DATA RECORDS:
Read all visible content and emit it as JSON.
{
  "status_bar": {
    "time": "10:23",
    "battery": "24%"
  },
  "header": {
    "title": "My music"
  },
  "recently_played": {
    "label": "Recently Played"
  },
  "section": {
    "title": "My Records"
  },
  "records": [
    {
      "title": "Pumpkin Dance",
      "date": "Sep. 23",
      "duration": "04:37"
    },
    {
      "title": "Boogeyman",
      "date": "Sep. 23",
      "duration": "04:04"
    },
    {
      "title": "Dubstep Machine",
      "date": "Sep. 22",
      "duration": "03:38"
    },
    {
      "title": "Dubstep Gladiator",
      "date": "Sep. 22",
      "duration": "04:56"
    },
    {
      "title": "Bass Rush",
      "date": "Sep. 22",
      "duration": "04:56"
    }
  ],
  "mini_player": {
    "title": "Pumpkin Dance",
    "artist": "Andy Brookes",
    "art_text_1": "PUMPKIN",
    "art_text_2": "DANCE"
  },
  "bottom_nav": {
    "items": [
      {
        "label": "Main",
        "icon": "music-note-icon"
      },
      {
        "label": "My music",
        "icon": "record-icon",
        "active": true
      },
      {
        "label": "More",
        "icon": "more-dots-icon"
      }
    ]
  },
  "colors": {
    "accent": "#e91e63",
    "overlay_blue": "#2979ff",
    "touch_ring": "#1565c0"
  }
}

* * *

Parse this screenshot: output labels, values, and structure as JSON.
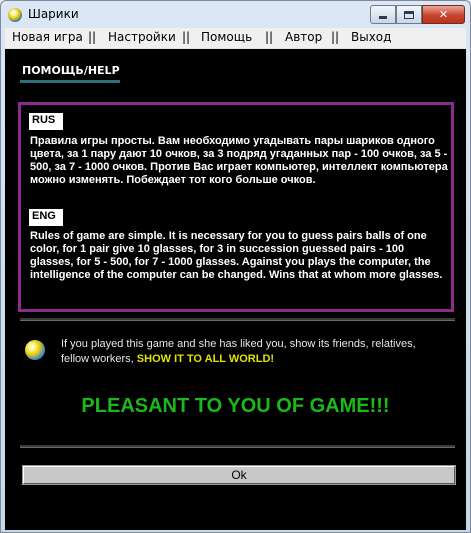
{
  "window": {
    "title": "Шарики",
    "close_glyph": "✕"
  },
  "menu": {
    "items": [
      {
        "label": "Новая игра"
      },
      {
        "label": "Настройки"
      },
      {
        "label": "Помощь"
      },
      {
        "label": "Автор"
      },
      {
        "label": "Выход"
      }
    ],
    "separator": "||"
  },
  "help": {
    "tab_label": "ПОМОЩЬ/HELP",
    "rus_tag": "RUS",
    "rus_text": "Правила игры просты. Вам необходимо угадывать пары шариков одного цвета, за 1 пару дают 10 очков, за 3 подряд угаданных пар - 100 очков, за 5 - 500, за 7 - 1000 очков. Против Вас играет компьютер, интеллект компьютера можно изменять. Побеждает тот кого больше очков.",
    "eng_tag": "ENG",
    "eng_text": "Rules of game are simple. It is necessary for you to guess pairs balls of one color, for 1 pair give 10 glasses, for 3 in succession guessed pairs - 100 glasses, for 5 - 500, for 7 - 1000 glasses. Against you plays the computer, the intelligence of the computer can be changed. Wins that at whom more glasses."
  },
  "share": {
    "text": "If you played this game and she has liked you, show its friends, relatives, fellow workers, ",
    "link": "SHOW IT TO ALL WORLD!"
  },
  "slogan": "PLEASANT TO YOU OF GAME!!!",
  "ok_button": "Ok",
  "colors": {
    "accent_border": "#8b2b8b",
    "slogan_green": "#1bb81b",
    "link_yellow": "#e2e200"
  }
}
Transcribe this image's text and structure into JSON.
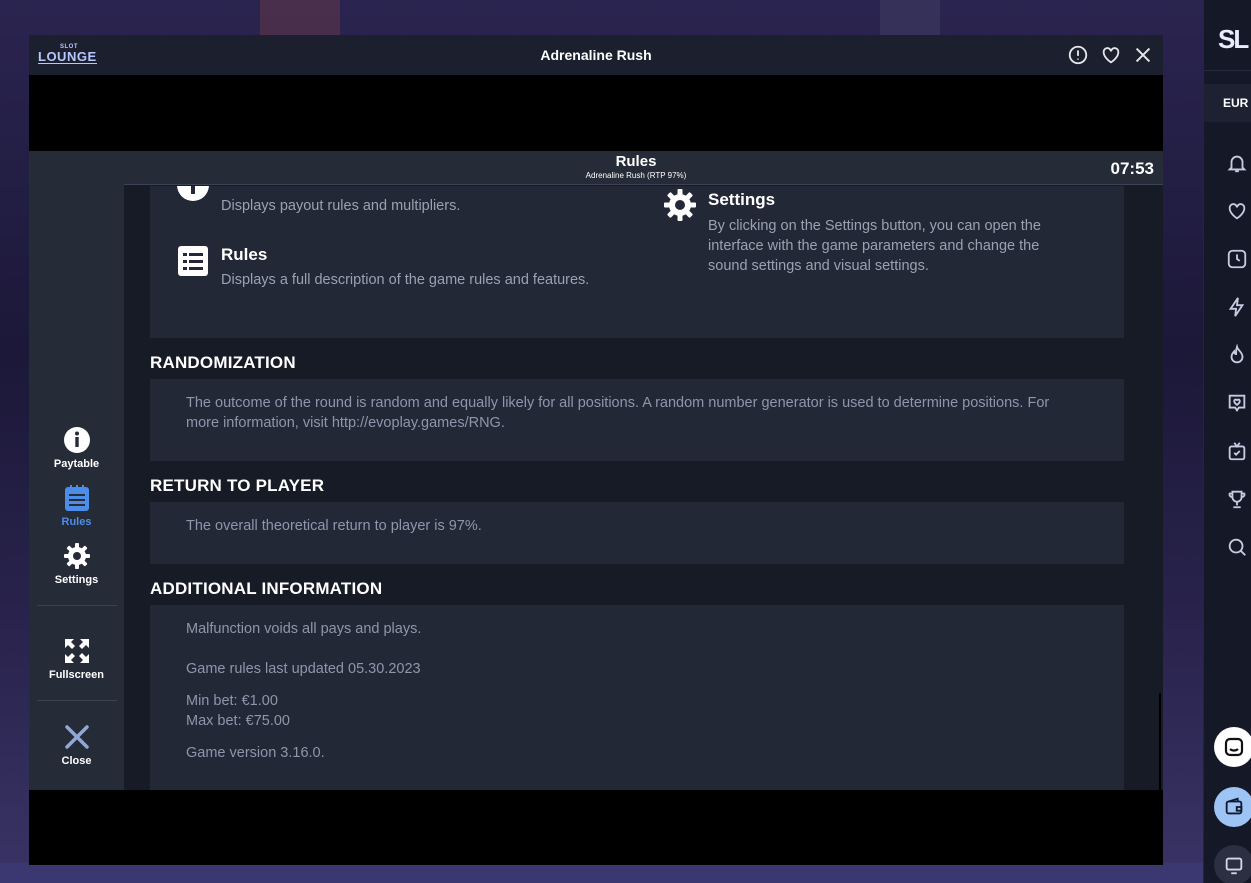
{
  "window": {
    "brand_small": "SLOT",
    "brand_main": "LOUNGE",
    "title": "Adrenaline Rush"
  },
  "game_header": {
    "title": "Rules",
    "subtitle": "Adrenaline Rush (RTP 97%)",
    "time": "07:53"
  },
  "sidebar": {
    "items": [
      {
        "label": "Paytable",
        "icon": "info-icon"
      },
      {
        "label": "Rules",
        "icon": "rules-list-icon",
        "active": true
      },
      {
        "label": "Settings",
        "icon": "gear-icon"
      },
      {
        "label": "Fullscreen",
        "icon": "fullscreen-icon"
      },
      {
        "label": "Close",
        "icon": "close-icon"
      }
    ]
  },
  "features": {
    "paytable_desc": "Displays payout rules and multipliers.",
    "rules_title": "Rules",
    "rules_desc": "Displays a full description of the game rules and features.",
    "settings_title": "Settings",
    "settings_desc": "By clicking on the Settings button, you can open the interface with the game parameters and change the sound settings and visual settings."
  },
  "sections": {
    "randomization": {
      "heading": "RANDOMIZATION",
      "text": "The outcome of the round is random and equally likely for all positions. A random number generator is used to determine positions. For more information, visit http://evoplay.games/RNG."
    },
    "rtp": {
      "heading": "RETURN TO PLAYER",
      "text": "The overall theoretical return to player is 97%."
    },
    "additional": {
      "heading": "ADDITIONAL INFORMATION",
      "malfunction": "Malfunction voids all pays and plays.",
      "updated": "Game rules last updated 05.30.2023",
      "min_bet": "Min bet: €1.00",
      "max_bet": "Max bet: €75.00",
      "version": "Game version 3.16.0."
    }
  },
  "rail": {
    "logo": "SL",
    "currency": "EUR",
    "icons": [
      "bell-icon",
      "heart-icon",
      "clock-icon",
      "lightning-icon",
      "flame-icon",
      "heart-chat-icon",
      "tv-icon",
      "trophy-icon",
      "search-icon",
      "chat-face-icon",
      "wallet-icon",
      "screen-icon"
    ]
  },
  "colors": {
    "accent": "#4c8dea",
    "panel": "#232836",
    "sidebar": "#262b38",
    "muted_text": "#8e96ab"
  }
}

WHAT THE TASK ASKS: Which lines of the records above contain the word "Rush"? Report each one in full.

ANSWER BELOW:
      "title": "Bass Rush",
    "title": "Adrenaline Rush"
    "subtitle": "Adrenaline Rush (RTP 97%)",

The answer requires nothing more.